Data provided below:
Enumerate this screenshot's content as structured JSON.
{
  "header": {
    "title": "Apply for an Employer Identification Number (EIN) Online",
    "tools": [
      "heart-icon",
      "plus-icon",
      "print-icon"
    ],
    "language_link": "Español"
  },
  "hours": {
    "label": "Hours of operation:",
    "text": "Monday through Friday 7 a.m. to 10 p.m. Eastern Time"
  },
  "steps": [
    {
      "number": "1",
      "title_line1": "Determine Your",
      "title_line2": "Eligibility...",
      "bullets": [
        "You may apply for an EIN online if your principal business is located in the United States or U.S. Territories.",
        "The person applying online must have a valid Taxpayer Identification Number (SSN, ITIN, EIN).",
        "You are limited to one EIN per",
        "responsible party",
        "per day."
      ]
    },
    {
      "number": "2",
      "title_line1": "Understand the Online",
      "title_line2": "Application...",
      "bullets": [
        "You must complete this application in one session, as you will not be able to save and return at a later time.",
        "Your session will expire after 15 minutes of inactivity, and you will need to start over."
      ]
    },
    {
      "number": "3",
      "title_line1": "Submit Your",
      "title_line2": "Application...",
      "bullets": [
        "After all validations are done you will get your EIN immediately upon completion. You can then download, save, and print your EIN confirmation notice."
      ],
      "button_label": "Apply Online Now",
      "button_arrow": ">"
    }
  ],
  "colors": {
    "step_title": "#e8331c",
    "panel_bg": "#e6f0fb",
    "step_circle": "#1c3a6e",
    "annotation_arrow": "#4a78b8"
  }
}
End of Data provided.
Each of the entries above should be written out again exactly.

Enumerate this screenshot's content as structured JSON.
{
  "header": {
    "title": "Apply for an Employer Identification Number (EIN) Online",
    "tools": [
      "heart-icon",
      "plus-icon",
      "print-icon"
    ],
    "language_link": "Español"
  },
  "hours": {
    "label": "Hours of operation:",
    "text": "Monday through Friday 7 a.m. to 10 p.m. Eastern Time"
  },
  "steps": [
    {
      "number": "1",
      "title_line1": "Determine Your",
      "title_line2": "Eligibility...",
      "bullets": [
        "You may apply for an EIN online if your principal business is located in the United States or U.S. Territories.",
        "The person applying online must have a valid Taxpayer Identification Number (SSN, ITIN, EIN).",
        "You are limited to one EIN per",
        "responsible party",
        "per day."
      ]
    },
    {
      "number": "2",
      "title_line1": "Understand the Online",
      "title_line2": "Application...",
      "bullets": [
        "You must complete this application in one session, as you will not be able to save and return at a later time.",
        "Your session will expire after 15 minutes of inactivity, and you will need to start over."
      ]
    },
    {
      "number": "3",
      "title_line1": "Submit Your",
      "title_line2": "Application...",
      "bullets": [
        "After all validations are done you will get your EIN immediately upon completion. You can then download, save, and print your EIN confirmation notice."
      ],
      "button_label": "Apply Online Now",
      "button_arrow": ">"
    }
  ],
  "colors": {
    "step_title": "#e8331c",
    "panel_bg": "#e6f0fb",
    "step_circle": "#1c3a6e",
    "annotation_arrow": "#4a78b8"
  }
}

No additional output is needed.